** Work required **
What you give back must match the data exactly, minus the pictures.

** Data records for software interfaces **
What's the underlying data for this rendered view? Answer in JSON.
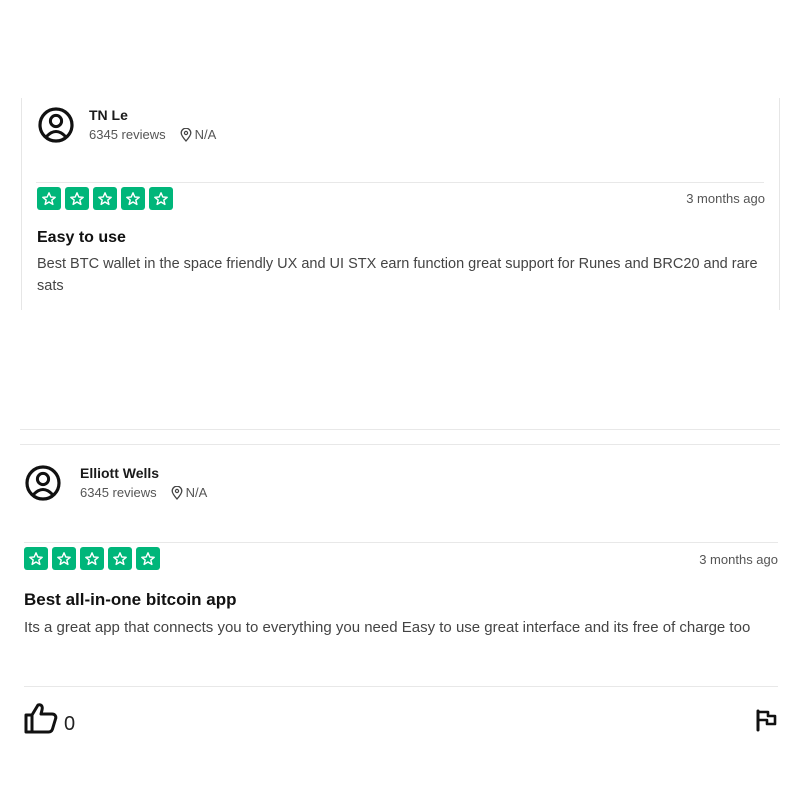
{
  "reviews": [
    {
      "name": "TN Le",
      "review_count": "6345 reviews",
      "location": "N/A",
      "rating": 5,
      "date": "3 months ago",
      "title": "Easy to use",
      "body": "Best BTC wallet in the space friendly UX and UI STX earn function great support for Runes and BRC20 and rare sats"
    },
    {
      "name": "Elliott Wells",
      "review_count": "6345 reviews",
      "location": "N/A",
      "rating": 5,
      "date": "3 months ago",
      "title": "Best all-in-one bitcoin app",
      "body": "Its a great app that connects you to everything you need Easy to use great interface and its free of charge too",
      "likes": "0"
    }
  ],
  "colors": {
    "star_bg": "#00b67a"
  },
  "icons": [
    "user-avatar-icon",
    "location-pin-icon",
    "star-icon",
    "thumbs-up-icon",
    "flag-icon"
  ]
}
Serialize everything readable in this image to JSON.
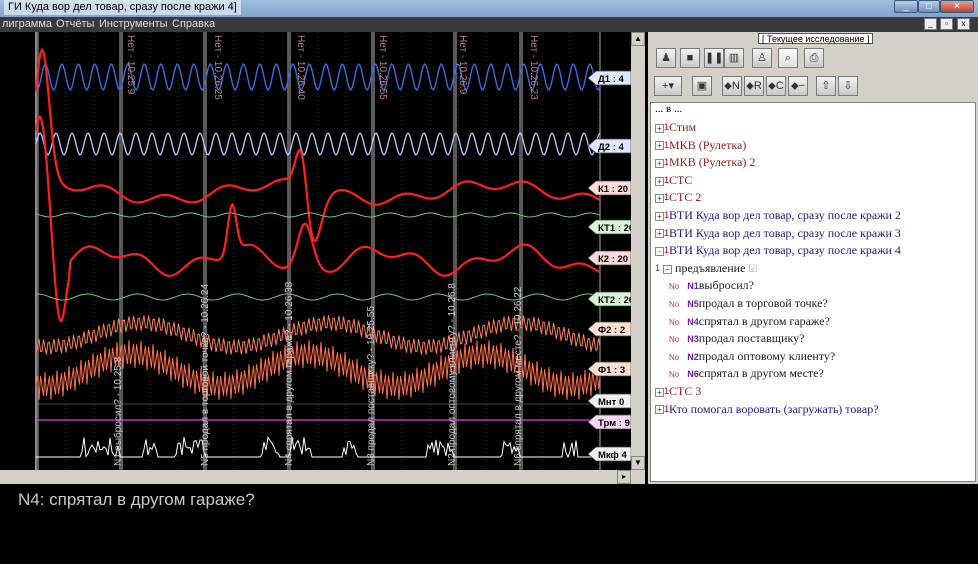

** Answer to this problem **
What's the underlying data for this rendered view? Answer in JSON.
{
  "reviews": [
    {
      "name": "TN Le",
      "review_count": "6345 reviews",
      "location": "N/A",
      "rating": 5,
      "date": "3 months ago",
      "title": "Easy to use",
      "body": "Best BTC wallet in the space friendly UX and UI STX earn function great support for Runes and BRC20 and rare sats"
    },
    {
      "name": "Elliott Wells",
      "review_count": "6345 reviews",
      "location": "N/A",
      "rating": 5,
      "date": "3 months ago",
      "title": "Best all-in-one bitcoin app",
      "body": "Its a great app that connects you to everything you need Easy to use great interface and its free of charge too",
      "likes": "0"
    }
  ],
  "colors": {
    "star_bg": "#00b67a"
  },
  "icons": [
    "user-avatar-icon",
    "location-pin-icon",
    "star-icon",
    "thumbs-up-icon",
    "flag-icon"
  ]
}
Serialize everything readable in this image to JSON.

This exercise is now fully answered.